Important Note #2: It is common for postgraduate schools (e.g., med schools, law schools, software boot camps, etc.) and employers to ask your alma mater if you committed academic dishonesty. So, plagiarism and cheating can haunt you long after you graduate.
The “Can you tell me what I missed?” Policy
If you miss some or all of a class, do not ask me to review what you missed. Simply read what was assigned (at least once) and complete the corresponding in-class assignment. Classmates can tell you about class discussion(s). We can discuss your questions about the reading and/or the in-class assignments in office hours.
Office Hours Policy
If you plan to attend office hours to get help understanding the material, then bring the relevant reading, your notes/flashcards (e.g., your completed in-class assignments), etc. If you have not completed the reading, taken notes, studied your notes, and practiced the material, then you do not yet need my help. You simply need to start reading, taking notes, studying, and/or practicing. Once you do that, I can (and am truly happy to) help.
The Pre-Grading Policy

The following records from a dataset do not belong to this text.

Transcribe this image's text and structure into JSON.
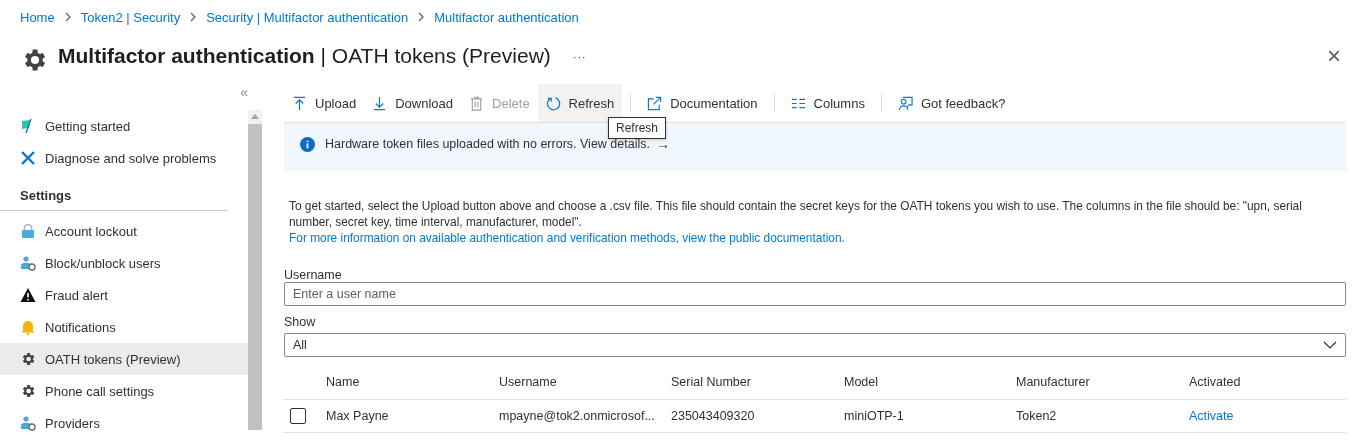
{
  "breadcrumb": [
    "Home",
    "Token2 | Security",
    "Security | Multifactor authentication",
    "Multifactor authentication"
  ],
  "page": {
    "title_bold": "Multifactor authentication",
    "separator": "|",
    "title_rest": "OATH tokens (Preview)",
    "more": "···",
    "close": "×"
  },
  "sidebar": {
    "collapse": "«",
    "items": [
      {
        "kind": "item",
        "label": "Getting started",
        "selected": false
      },
      {
        "kind": "item",
        "label": "Diagnose and solve problems",
        "selected": false
      },
      {
        "kind": "heading",
        "label": "Settings"
      },
      {
        "kind": "item",
        "label": "Account lockout",
        "selected": false
      },
      {
        "kind": "item",
        "label": "Block/unblock users",
        "selected": false
      },
      {
        "kind": "item",
        "label": "Fraud alert",
        "selected": false
      },
      {
        "kind": "item",
        "label": "Notifications",
        "selected": false
      },
      {
        "kind": "item",
        "label": "OATH tokens (Preview)",
        "selected": true
      },
      {
        "kind": "item",
        "label": "Phone call settings",
        "selected": false
      },
      {
        "kind": "item",
        "label": "Providers",
        "selected": false
      }
    ]
  },
  "toolbar": [
    {
      "label": "Upload",
      "disabled": false,
      "hovered": false,
      "divider_after": false
    },
    {
      "label": "Download",
      "disabled": false,
      "hovered": false,
      "divider_after": false
    },
    {
      "label": "Delete",
      "disabled": true,
      "hovered": false,
      "divider_after": false
    },
    {
      "label": "Refresh",
      "disabled": false,
      "hovered": true,
      "divider_after": true
    },
    {
      "label": "Documentation",
      "disabled": false,
      "hovered": false,
      "divider_after": true
    },
    {
      "label": "Columns",
      "disabled": false,
      "hovered": false,
      "divider_after": true
    },
    {
      "label": "Got feedback?",
      "disabled": false,
      "hovered": false,
      "divider_after": false
    }
  ],
  "tooltip": "Refresh",
  "banner": {
    "text": "Hardware token files uploaded with no errors. View details.",
    "arrow": "→"
  },
  "intro": "To get started, select the Upload button above and choose a .csv file. This file should contain the secret keys for the OATH tokens you wish to use. The columns in the file should be: \"upn, serial number, secret key, time interval, manufacturer, model\".",
  "doc_link": "For more information on available authentication and verification methods, view the public documentation.",
  "username": {
    "label": "Username",
    "placeholder": "Enter a user name"
  },
  "show": {
    "label": "Show",
    "value": "All"
  },
  "table": {
    "columns": [
      "Name",
      "Username",
      "Serial Number",
      "Model",
      "Manufacturer",
      "Activated"
    ],
    "rows": [
      {
        "checked": false,
        "name": "Max Payne",
        "username": "mpayne@tok2.onmicrosof...",
        "serial": "235043409320",
        "model": "miniOTP-1",
        "manufacturer": "Token2",
        "activated": "Activate"
      }
    ]
  }
}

The purpose of homework is to test how well you understand the material. So, no, I cannot read your paper before it is due and tell you what to change. That is what grading is for. (If you want to know the reason, re-read the first sentence of this policy again.) Of course, we can discuss the course material more generally.
The Cool-Down Policy
We can talk about a grade on any assignment or test a couple days after it is returned to you.
Late Policy for Homework Assignments
You can submit late homework assignments for full credit if you can provide a reasonable, documented excuse, such as a doctor’s note, for missing the deadline. If you lack a reasonable, documented excuse, then you can still submit a homework assignment for half credit as late as seven calendar days after the deadline. You will receive no credit for homework assignments submitted more than seven calendar days after the deadline without a reasonable, documented excuse.
Last Day Late to Submit Late Work
With no exceptions, the last day to submit late work is the Monday of the final week of class by 5 pm.
The “But I am an A student!” Policy
If you argue or imply that your grade in this class is somehow determined by your grades in other classes, then you can expect only one thing from me: an incredulous stare.
The “Is there anything I can do to bring up my grade?” Policy
The assignments on the syllabus are easier than extra-credit and/or make-up assignments. For example, an extra credit assignment might be to explain a short book or a long book chapter (that I select) in your own words. On any extra-credit/make-up assignment, you write (at the top) which already-graded assignment’s grade will be replaced by the extra-credit/make-up assignment’s forthcoming grade. By submitting the extra-credit/make-up assignment, you are agreeing to the replacement grade, even if it ends up lower than the original grade.
The “Will you write me a recommendation letter?” Policy
I will write letters of recommendation for students that receive an A or A- in the course. I will consider arguments for making exceptions to this policy. Without exception, a letter must be requested ≥ two weeks before it is due.